## Required action
All of the data should be copied exactly, with the pictures left out.

## Data section
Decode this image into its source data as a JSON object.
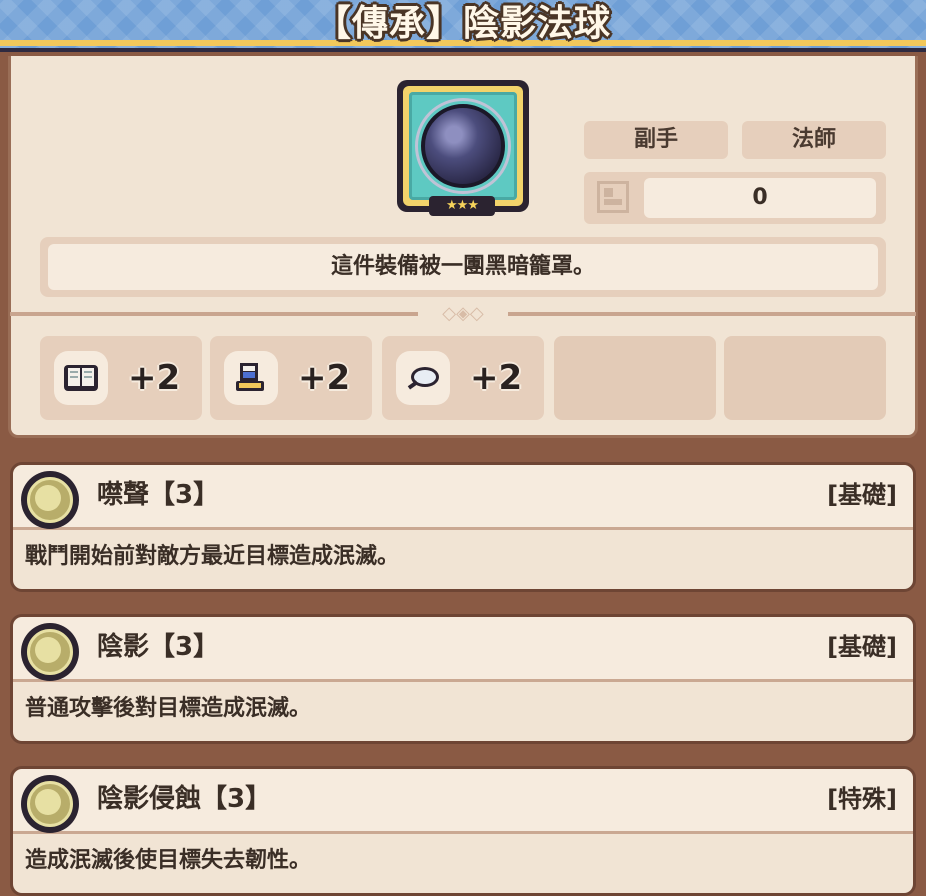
{
  "item": {
    "title": "【傳承】陰影法球",
    "stars": "★★★",
    "slot": "副手",
    "class": "法師",
    "stat_value": "0",
    "description": "這件裝備被一團黑暗籠罩。"
  },
  "attributes": [
    {
      "icon": "book-icon",
      "value": "+2"
    },
    {
      "icon": "boot-icon",
      "value": "+2"
    },
    {
      "icon": "feather-icon",
      "value": "+2"
    }
  ],
  "skills": [
    {
      "name": "噤聲【3】",
      "type": "[基礎]",
      "description": "戰鬥開始前對敵方最近目標造成泯滅。"
    },
    {
      "name": "陰影【3】",
      "type": "[基礎]",
      "description": "普通攻擊後對目標造成泯滅。"
    },
    {
      "name": "陰影侵蝕【3】",
      "type": "[特殊]",
      "description": "造成泯滅後使目標失去韌性。"
    }
  ],
  "colors": {
    "banner": "#6f9fd6",
    "panel": "#f1e4d4",
    "orb_bg": "#5ec9c2"
  }
}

## Exercise output
Decode this image into its source data as a JSON object.
{
  "item": {
    "title": "【傳承】陰影法球",
    "stars": "★★★",
    "slot": "副手",
    "class": "法師",
    "stat_value": "0",
    "description": "這件裝備被一團黑暗籠罩。"
  },
  "attributes": [
    {
      "icon": "book-icon",
      "value": "+2"
    },
    {
      "icon": "boot-icon",
      "value": "+2"
    },
    {
      "icon": "feather-icon",
      "value": "+2"
    }
  ],
  "skills": [
    {
      "name": "噤聲【3】",
      "type": "[基礎]",
      "description": "戰鬥開始前對敵方最近目標造成泯滅。"
    },
    {
      "name": "陰影【3】",
      "type": "[基礎]",
      "description": "普通攻擊後對目標造成泯滅。"
    },
    {
      "name": "陰影侵蝕【3】",
      "type": "[特殊]",
      "description": "造成泯滅後使目標失去韌性。"
    }
  ],
  "colors": {
    "banner": "#6f9fd6",
    "panel": "#f1e4d4",
    "orb_bg": "#5ec9c2"
  }
}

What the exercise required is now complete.